In my fourth year of university, I made the mistake of getting permission to take six classes while editing a literary magazine, hosting a radio show, being on the executive committee of the college radio station, and tutoring. Yes, I have hoarder mentality of more is more; this is at the core of many of the problems I've suffered over the years. Instead of doing one project I'll try to do four at once at the expense of my physical and mental health. Over the past few years I've really worked to reduce clutter in all areas of my life, so things are more under control. 

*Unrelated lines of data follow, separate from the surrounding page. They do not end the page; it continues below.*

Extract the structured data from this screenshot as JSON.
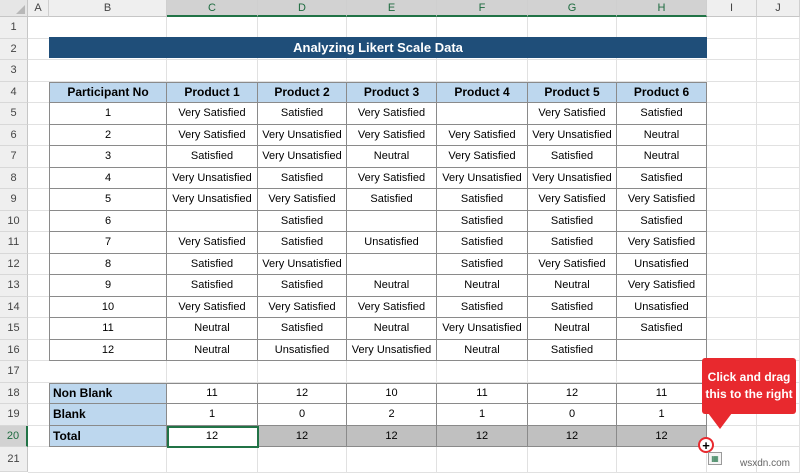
{
  "columns": [
    "A",
    "B",
    "C",
    "D",
    "E",
    "F",
    "G",
    "H",
    "I",
    "J"
  ],
  "rows": [
    "1",
    "2",
    "3",
    "4",
    "5",
    "6",
    "7",
    "8",
    "9",
    "10",
    "11",
    "12",
    "13",
    "14",
    "15",
    "16",
    "17",
    "18",
    "19",
    "20",
    "21"
  ],
  "title": "Analyzing Likert Scale Data",
  "table": {
    "headers": [
      "Participant No",
      "Product 1",
      "Product 2",
      "Product 3",
      "Product 4",
      "Product 5",
      "Product 6"
    ],
    "rows": [
      [
        "1",
        "Very Satisfied",
        "Satisfied",
        "Very Satisfied",
        "",
        "Very Satisfied",
        "Satisfied"
      ],
      [
        "2",
        "Very Satisfied",
        "Very Unsatisfied",
        "Very Satisfied",
        "Very Satisfied",
        "Very Unsatisfied",
        "Neutral"
      ],
      [
        "3",
        "Satisfied",
        "Very Unsatisfied",
        "Neutral",
        "Very Satisfied",
        "Satisfied",
        "Neutral"
      ],
      [
        "4",
        "Very Unsatisfied",
        "Satisfied",
        "Very Satisfied",
        "Very Unsatisfied",
        "Very Unsatisfied",
        "Satisfied"
      ],
      [
        "5",
        "Very Unsatisfied",
        "Very Satisfied",
        "Satisfied",
        "Satisfied",
        "Very Satisfied",
        "Very Satisfied"
      ],
      [
        "6",
        "",
        "Satisfied",
        "",
        "Satisfied",
        "Satisfied",
        "Satisfied"
      ],
      [
        "7",
        "Very Satisfied",
        "Satisfied",
        "Unsatisfied",
        "Satisfied",
        "Satisfied",
        "Very Satisfied"
      ],
      [
        "8",
        "Satisfied",
        "Very Unsatisfied",
        "",
        "Satisfied",
        "Very Satisfied",
        "Unsatisfied"
      ],
      [
        "9",
        "Satisfied",
        "Satisfied",
        "Neutral",
        "Neutral",
        "Neutral",
        "Very Satisfied"
      ],
      [
        "10",
        "Very Satisfied",
        "Very Satisfied",
        "Very Satisfied",
        "Satisfied",
        "Satisfied",
        "Unsatisfied"
      ],
      [
        "11",
        "Neutral",
        "Satisfied",
        "Neutral",
        "Very Unsatisfied",
        "Neutral",
        "Satisfied"
      ],
      [
        "12",
        "Neutral",
        "Unsatisfied",
        "Very Unsatisfied",
        "Neutral",
        "Satisfied",
        ""
      ]
    ]
  },
  "summary": [
    {
      "label": "Non Blank",
      "values": [
        "11",
        "12",
        "10",
        "11",
        "12",
        "11"
      ]
    },
    {
      "label": "Blank",
      "values": [
        "1",
        "0",
        "2",
        "1",
        "0",
        "1"
      ]
    },
    {
      "label": "Total",
      "values": [
        "12",
        "12",
        "12",
        "12",
        "12",
        "12"
      ]
    }
  ],
  "callout": {
    "text": "Click and drag this to the right"
  },
  "fill_handle": {
    "symbol": "+"
  },
  "watermark": "wsxdn.com",
  "colors": {
    "title_bg": "#1f4e79",
    "header_bg": "#bdd7ee",
    "selection": "#217346",
    "callout": "#e8292e",
    "filled": "#c0c0c0"
  }
}
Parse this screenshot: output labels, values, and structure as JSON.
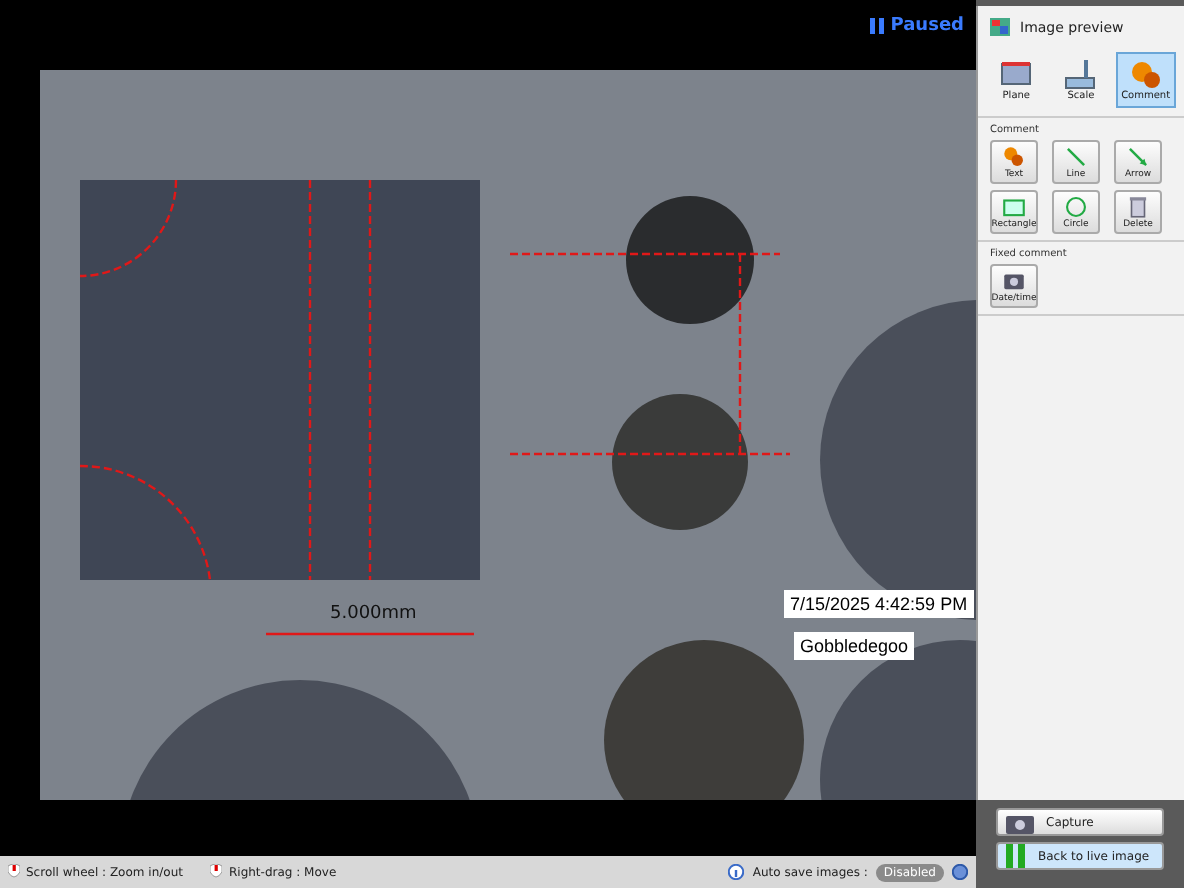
{
  "viewer": {
    "status": "Paused",
    "scale_label": "5.000mm",
    "overlay_comments": [
      {
        "kind": "date",
        "text": "7/15/2025 4:42:59 PM"
      },
      {
        "kind": "note",
        "text": "Gobbledegoo"
      }
    ]
  },
  "status_bar": {
    "hints": [
      "Scroll wheel : Zoom in/out",
      "Right-drag : Move"
    ],
    "auto_save_label": "Auto save images :",
    "auto_save_value": "Disabled"
  },
  "panel": {
    "title": "Image preview",
    "modes": [
      {
        "label": "Plane",
        "selected": false
      },
      {
        "label": "Scale",
        "selected": false
      },
      {
        "label": "Comment",
        "selected": true
      }
    ],
    "sections": [
      {
        "title": "Comment",
        "tools": [
          "Text",
          "Line",
          "Arrow",
          "Rectangle",
          "Circle",
          "Delete"
        ]
      },
      {
        "title": "Fixed comment",
        "tools": [
          "Date/time"
        ]
      }
    ],
    "buttons": [
      {
        "kind": "capture",
        "label": "Capture"
      },
      {
        "kind": "live",
        "label": "Back to live image"
      }
    ]
  }
}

So what happened when I tried to take on this amount of work? I developed repetitive stress injury in my wrists. At one point it hurt so much to drive that I mostly stayed home, played Scrabble, drank gin, and consumed the most random movies of our time. (The other day I was watching 13 Reasons Why with my friend J and Gregg Araki's name came up as a director and I said HE DIRECTED GENERATION DOOM AND DISCOVERED ROSE MCGOWAN SMOKING OUTSIDE A GYM. J had never heard of the film, probably because she was nine when it was released. Also, I noticed that Jessica Yu, director of Ping Pong Playa directed a few episodes. I digress.)

It took me many years to get my wrist pain under control, but I learned so much along the way. If you're experiencing issues with your wrists, go to a doctor immediately. 


Work in twenty-five-minute segments and always take a five-minute break where you get up and walk away from the computer. Every two hours you need to take a twenty-minute break.


If you're able to, schedule in a thirty-minute walk every single day. When my wrist pain was at its worst I did a lot of yoga, but it was ashtanga, so I was putting a lot of weight on my wrists and didn't help that much. The walk will let you rest while getting the blood flowing through your body.


Do wrist stretches. Your physiotherapist will show you the correct ones for your specific injury.

If you're finding the pain extends through your elbow or that your fingers are falling asleep, you may need to stretch the muscles in your chest. You can roll up a blanket into a long tube and lie with it along your spine and open up your arms face up to the ceiling.  Lie like this for as long as you can, increasing the time until you can do it for ten to fifteen minutes to relax the muscle. This is where podcasts come in really handy. 


Reset how your wrists are communicating with your mind with contrast baths. Buy two dish tubs. Fill one with really hot water (top it up with some boiling water if needed) and one with cold water. Submerge your forearms into the warm tub for three minutes, then switch to the cold tub for one minute. Alternate: do warm four times and cold three times. You'll want to end on the warm one to ensure you don't injure yourself.


Ask for help beyond medical advice. It helps to know that other people in your life have gone through this. They will be able to show you ways to manage your pain and to heal. 

Also, don't be afraid to let your workplace or school know if your injury. When I was at university, I registered with the Disability Resource Centre and it changed my life. I was no longer alone and I was given access to resources to complete my courses without making my wrists worse. Also, since my scholastic performance had suffered, by reporting the problem when it started academic advisors were much more forgiving and ensured that I was able to apply for grad school without any issues.